This is the new 30th Anniversary Edition of this iconic book,
with a new chapter and also a Foreword by Dr. Chris Cheeseman.
Probably more relevant than ever!
This is not facetious. Zoologist Dr Richard Meyer, like Mole at the beginning
of The Wind in the Willows, before he meets Badger, found himself blinking in disbelief.
In the clear light of day he could not believe the government was still, after four decades,
killing badgers in the mistaken belief that they gave bovine TB to cattle.
“Four decades!” Thinking he should rewrite his 30 year old book, he was astonished to
find that nothing in it was actually wrong. As Einstein observed,
To keep repeating the mistakes of the past while expecting a different result is a definition
of insanity, yet this was exactly what the British government was doing, and what’s more against the scientific evidence.
How could this be true? The new 30th anniversary edition of The Fate of the Badger (“The book I never thought I’d have to write”) confronts it head-on. In the Prelude to the original book we find another question. Back in the eighties, a girlfriend remarked, It’s the nearest thing we’ve got to a proper animal before asking simply, What is it about the badger anyway? Thus the saga began, and now 30 years on, Meyer brings it up to date with a 12,000 word new chapter, appendices on Ireland and Wales, and perhaps most tellingly of all a new Foreword by Chris Cheeseman. Before his retirement Dr Cheeseman was an eminent scientist and central to the government’s bovine TB research programme. No-one is better qualified.
“It is more than a human generation since the first edition of The Fate of the Badger was published. The basic substance of the book remains just as relevant today in providing essential background for those who wish to understand how the badger TB saga initially developed. The addition of Chapter 12 adds a seismic ending. I believe most readers will be truly shaken after reading it.”
Meyer, author and artist with a passion for the natural world, has written twelve books, illustrating many himself. He is a qualified teacher and freelance zoologist with a background as relevant as it is impressive. He began his career working for Sir Peter Scott (the driving force behind the creation of the World Wildlife Fund) at The Wildfowl Trust, Slimbridge before going on to gain a doctorate for his work on returning the Cornish Chough to England as a breeding bird. While serving on the government’s Bovine TB Consultative Panel, he gained a unique insight into how the badger – one of Britain’s oldest and most favourite wild animals – became cruelly misunderstood by the Establishment.

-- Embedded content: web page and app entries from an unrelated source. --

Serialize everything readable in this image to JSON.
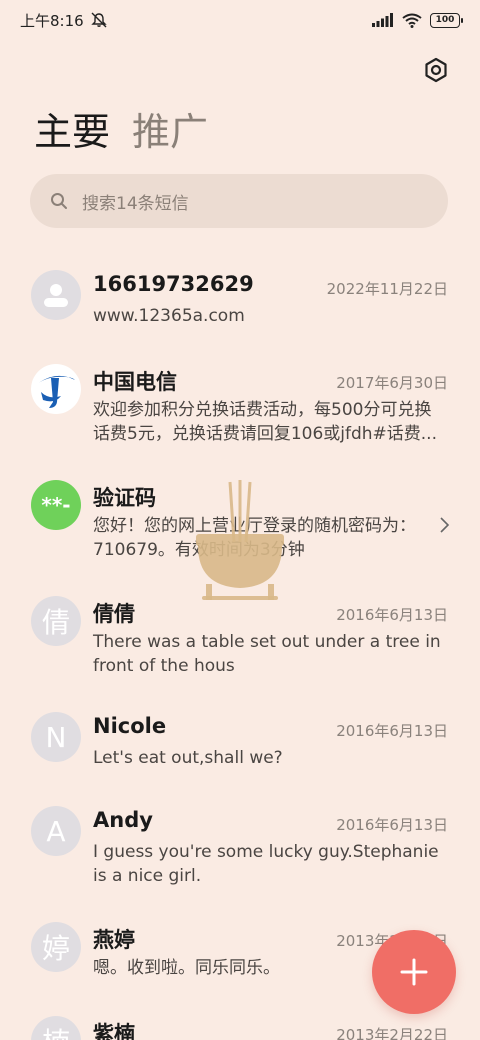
{
  "status_bar": {
    "time": "上午8:16",
    "battery": "100"
  },
  "tabs": [
    {
      "label": "主要",
      "active": true
    },
    {
      "label": "推广",
      "active": false
    }
  ],
  "search": {
    "placeholder": "搜索14条短信"
  },
  "messages": [
    {
      "sender": "16619732629",
      "date": "2022年11月22日",
      "preview": "www.12365a.com",
      "avatar": "person-icon"
    },
    {
      "sender": "中国电信",
      "date": "2017年6月30日",
      "preview": "欢迎参加积分兑换话费活动，每500分可兑换话费5元，兑换话费请回复106或jfdh#话费...",
      "avatar": "china-telecom-logo"
    },
    {
      "sender": "验证码",
      "date": "",
      "preview": "您好！您的网上营业厅登录的随机密码为：710679。有效时间为3分钟",
      "avatar": "**-"
    },
    {
      "sender": "倩倩",
      "date": "2016年6月13日",
      "preview": "There was a table set out under a tree in front of the hous",
      "avatar": "倩"
    },
    {
      "sender": "Nicole",
      "date": "2016年6月13日",
      "preview": "Let's eat out,shall we?",
      "avatar": "N"
    },
    {
      "sender": "Andy",
      "date": "2016年6月13日",
      "preview": "I guess you're some lucky guy.Stephanie is a nice girl.",
      "avatar": "A"
    },
    {
      "sender": "燕婷",
      "date": "2013年2月22日",
      "preview": "嗯。收到啦。同乐同乐。",
      "avatar": "婷"
    },
    {
      "sender": "紫楠",
      "date": "2013年2月22日",
      "preview": "",
      "avatar": "楠"
    }
  ],
  "colors": {
    "background": "#faebe3",
    "fab": "#f06e66",
    "verify_avatar": "#6fd15a"
  }
}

Praise for this new edition is widespread.
“Every key issue in Richard’s book is as relevant today as when he put pen to paper 30 years ago. If our political leaders and the farming industry had taken note of Richard’s wise insight, today we would not be seeing tens of millions of pounds wasted on killing mostly TB free badgers, in a cruel culling policy which has no scientific or animal welfare justification.” (Dominic Dyer, CEO, The Badger Trust)
“Richard is one of the best nature writers we have and our parallel lives and books have seen the fate of badgers swing one positive way and then swing back to these negative, dark days he describes so well. His new edition of a classic study of badgers is a must read for everyone and brings things right up to date.” (Michael Clark, author of ‘Badgers’, Whittet Books)
Photos ©S Clark.